Just when you thought it was safe to finally go outside….and spring had arrived….and birds were chirping….here’s this item from the Associated Press for Monday, May 1, 2017:
SIOUX FALLS, S.D. (AP) – April showers have given way to May snow. Sioux Falls and other parts of eastern South Dakota are waking up to snow-covered roads and power outages this May Day. Meteorologists say about 5 inches of snow has fallen near Crooks and about 3½ inches at Sioux Falls.
Well, that would certainly put a damper on your plans to dance around the May Pole today!
However, excavation goes on. South Dakota One Call remains your go-to for getting underground utilities located prior to a dig. Just keep telling yourself the snow can’t last forever, and try and forget about that whole “Winter is coming” thing from Game of Thrones.
Winter is done. This is just a little bump in the road. In a couple of months you’ll be wishing for a day like today.

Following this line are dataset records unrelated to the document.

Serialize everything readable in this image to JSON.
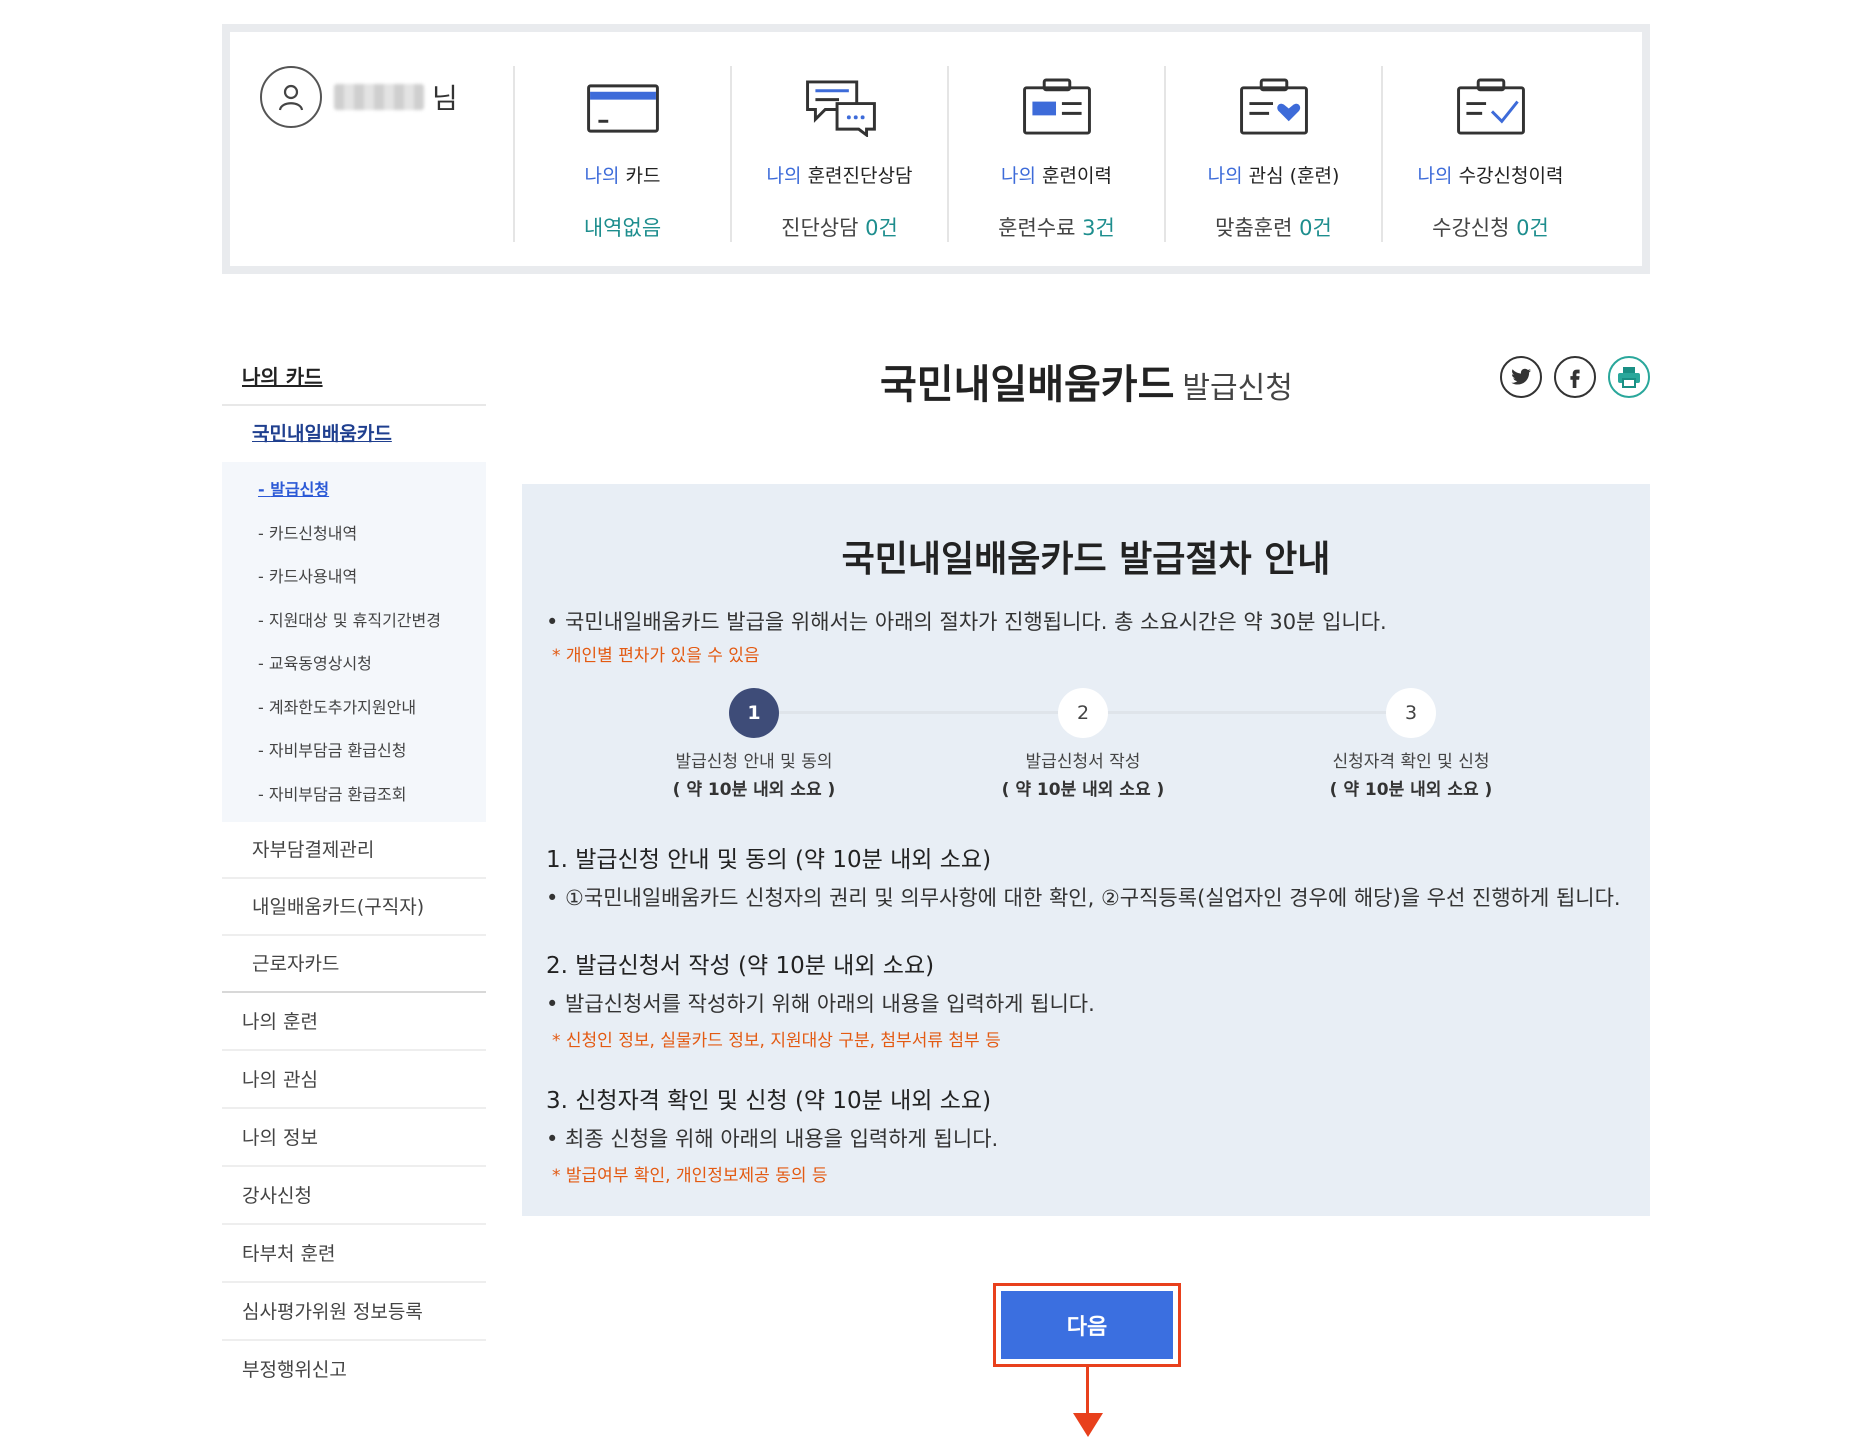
{
  "user": {
    "suffix": "님"
  },
  "stats": [
    {
      "label_pre": "나의",
      "label": "카드",
      "value": "내역없음",
      "value_num": ""
    },
    {
      "label_pre": "나의",
      "label": "훈련진단상담",
      "value": "진단상담",
      "value_num": "0건"
    },
    {
      "label_pre": "나의",
      "label": "훈련이력",
      "value": "훈련수료",
      "value_num": "3건"
    },
    {
      "label_pre": "나의",
      "label": "관심 (훈련)",
      "value": "맞춤훈련",
      "value_num": "0건"
    },
    {
      "label_pre": "나의",
      "label": "수강신청이력",
      "value": "수강신청",
      "value_num": "0건"
    }
  ],
  "lnb": {
    "title": "나의 카드",
    "sub": "국민내일배움카드",
    "deep": [
      "발급신청",
      "카드신청내역",
      "카드사용내역",
      "지원대상 및 휴직기간변경",
      "교육동영상시청",
      "계좌한도추가지원안내",
      "자비부담금 환급신청",
      "자비부담금 환급조회"
    ],
    "l2": [
      "자부담결제관리",
      "내일배움카드(구직자)",
      "근로자카드"
    ],
    "l1": [
      "나의 훈련",
      "나의 관심",
      "나의 정보",
      "강사신청",
      "타부처 훈련",
      "심사평가위원 정보등록",
      "부정행위신고"
    ]
  },
  "page_title": {
    "main": "국민내일배움카드",
    "sub": "발급신청"
  },
  "guide": {
    "title": "국민내일배움카드 발급절차 안내",
    "intro": "• 국민내일배움카드 발급을 위해서는 아래의 절차가 진행됩니다. 총 소요시간은 약 30분 입니다.",
    "intro_note": "* 개인별 편차가 있을 수 있음",
    "steps": [
      {
        "num": "1",
        "label": "발급신청 안내 및 동의",
        "time": "( 약 10분 내외 소요 )"
      },
      {
        "num": "2",
        "label": "발급신청서 작성",
        "time": "( 약 10분 내외 소요 )"
      },
      {
        "num": "3",
        "label": "신청자격 확인 및 신청",
        "time": "( 약 10분 내외 소요 )"
      }
    ],
    "sections": [
      {
        "heading": "1. 발급신청 안내 및 동의 (약 10분 내외 소요)",
        "body": "• ①국민내일배움카드 신청자의 권리 및 의무사항에 대한 확인, ②구직등록(실업자인 경우에 해당)을 우선 진행하게 됩니다.",
        "note": ""
      },
      {
        "heading": "2. 발급신청서 작성 (약 10분 내외 소요)",
        "body": "• 발급신청서를 작성하기 위해 아래의 내용을 입력하게 됩니다.",
        "note": "* 신청인 정보, 실물카드 정보, 지원대상 구분, 첨부서류 첨부 등"
      },
      {
        "heading": "3. 신청자격 확인 및 신청 (약 10분 내외 소요)",
        "body": "• 최종 신청을 위해 아래의 내용을 입력하게 됩니다.",
        "note": "* 발급여부 확인, 개인정보제공 동의 등"
      }
    ]
  },
  "next_button": "다음",
  "icons": [
    "user-icon",
    "card-icon",
    "chat-icon",
    "history-icon",
    "heart-folder-icon",
    "check-folder-icon",
    "twitter-icon",
    "facebook-icon",
    "print-icon"
  ],
  "colors": {
    "accent_blue": "#3b6fe0",
    "teal": "#1e8e8e",
    "note_orange": "#e35a12",
    "highlight_red": "#e8401c",
    "guide_bg": "#e8eef5"
  }
}
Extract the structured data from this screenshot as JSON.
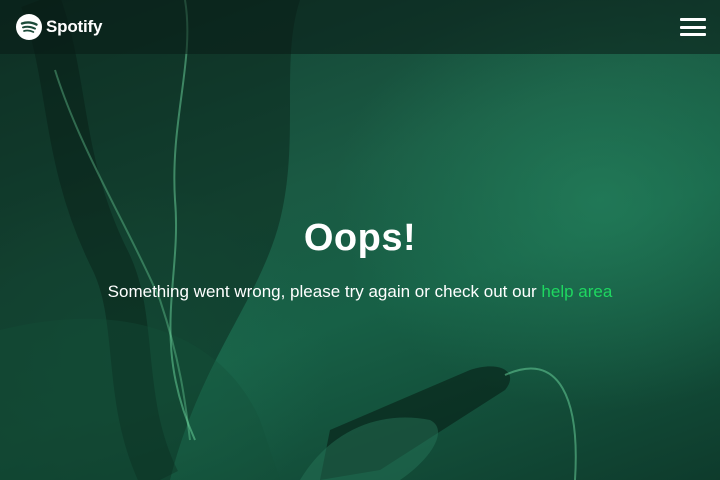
{
  "header": {
    "logo_text": "Spotify",
    "logo_icon": "spotify-logo-icon",
    "menu_icon": "hamburger-menu-icon"
  },
  "main": {
    "title": "Oops!",
    "message_prefix": "Something went wrong, please try again or check out our ",
    "help_link_text": "help area"
  },
  "colors": {
    "accent": "#1ed760",
    "overlay": "#1a5a43",
    "text": "#ffffff"
  }
}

In the meantime, if staring at the snow is making you crazy, remember these tips about getting lines located from South Dakota One Call.
Use South Dakota 811 to locate underground utilities before you dig. Excavators planning to dig, drill or trench should make the required locate request to South Dakota 811 two working days before the planned work. Homeowners and landowners planning their own excavation activities are required to notify South Dakota 811 as well.
Submit a locate request 24/7 to South Dakota 811 by:
Phone: Make a free call to 811 (in-state) or (800) 781-7474 (outside of South Dakota).
Web Portal: Use the new South Dakota 811 Web portal for faster processing of locate requests. Web Portal users must complete a short training session. Contact Remote Apps to request a demo or ask questions about the Web Portal.
Mobile App: Use the new South Dakota 811 mobile app for convenient and quick connection from wherever you are. Follow these instructions to download the app on your mobile device. This App is now available for use on Android products.
Some underground lines on private property are privately-owned and may not be marked by a utility. Other underground lines, between a meter and the home or business, may be considered privately-owned. In these cases a charge by the utility may apply to locate and mark those lines.
South Dakota 811 provides for communication between excavators and underground facility operators so buried utilities can be marked in advance of any digging. Following the South Dakota 811 procedure works to reduce damages to underground infrastructure, helps to ensure public and worker safety, and protects the integrity of utility services. http://www.sd811.com
Until next week, safe digging!